By Paul Homewood
Midcontinent Independent System Operator (MISO)
It is claimed that Texas would be better off as part of a wider grid. The obvious one would be MISO, to which there is already a small interconnector.
However MISO has been having severe difficulties due to the cold spell:
As with Texas, MISO is currently relying almost entirely on coal, gas and nuclear power. If they had been operating with a quarter of the power from wind, as Texas was last week, I suspect that they would have been experiencing the same blackouts as Texas has had.
It is also not much bigger capacity wise than Texas, which has been running at around 60 GW this week. I suspect that any extra demand from Texas would quickly destabilise the MISO grid.
There is an interesting backstory to this.
The Natural Resources Defense Council says the Midwest energy grid operator known as MISO hasn’t planned enough interstate transmission lines.
MISO manages the system of utilities and transmission lines that operate in a wide region, from Manitoba, Canada to Louisiana.
John Moore is a senior attorney with the Council. He says MISO for too long has approved numerous local transmission projects, but only a tiny number of interstate transmission lines – which operate much like interstate highways, moving energy, rather than vehicles, from state to state.
He says MISO needs to plan more aggressively to meet the economic and environmental needs of the region.
“If we let business as usual take its course, then MISO may not be as bold as it needs to be,” he says.
Moore says the lack of interstate transmission capacity is leaving clean energy projects on the table.
That includes 42 clean energy proposals in Michigan since 2016 that were unable to proceed, because the existing transmission system couldn’t handle them.
Installing more wind power inevitably means more long distance transmission capacity is needed. The unpredictability of wind power results in huge surpluses at times, which require transmitting to areas short of power. This could often be over distances of hundreds of miles.

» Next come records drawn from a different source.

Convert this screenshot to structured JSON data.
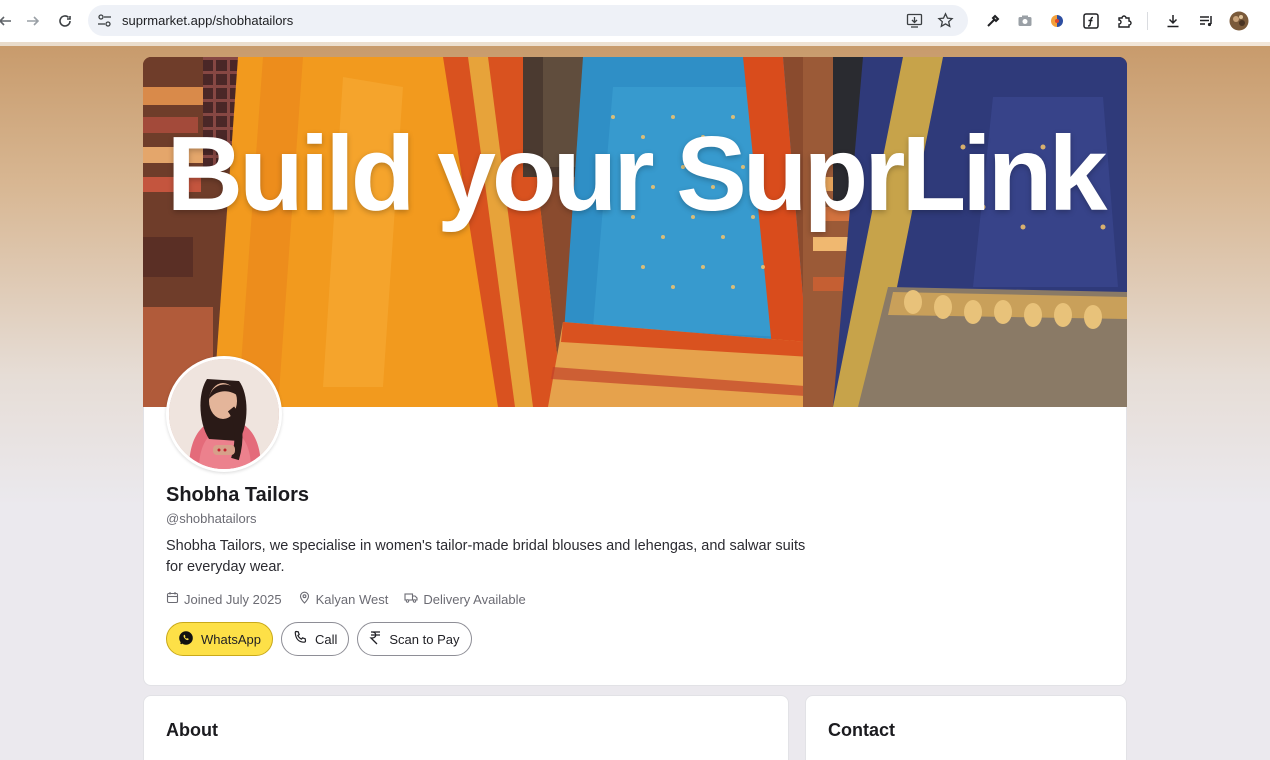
{
  "browser": {
    "url": "suprmarket.app/shobhatailors",
    "icons": [
      "back-arrow-icon",
      "forward-arrow-icon",
      "reload-icon",
      "site-settings-icon",
      "install-app-icon",
      "bookmark-star-icon",
      "eyedropper-icon",
      "camera-icon",
      "extension-icon",
      "font-icon",
      "puzzle-icon",
      "download-icon",
      "media-control-icon",
      "profile-avatar"
    ]
  },
  "banner": {
    "title": "Build your SuprLink"
  },
  "profile": {
    "name": "Shobha Tailors",
    "handle": "@shobhatailors",
    "bio": "Shobha Tailors, we specialise in women's tailor-made bridal blouses and lehengas, and salwar suits for everyday wear.",
    "joined": "Joined July 2025",
    "location": "Kalyan West",
    "delivery": "Delivery Available"
  },
  "actions": {
    "whatsapp": "WhatsApp",
    "call": "Call",
    "scan": "Scan to Pay"
  },
  "sections": {
    "about": "About",
    "contact": "Contact"
  },
  "colors": {
    "whatsapp_button": "#fde047",
    "banner_orange": "#f29a1e",
    "banner_blue": "#2f8fc6",
    "banner_navy": "#2f3a7a"
  }
}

Since that is the case, surely it is a cost that wind farms should be paying, something that would probably make them totally unviable economically.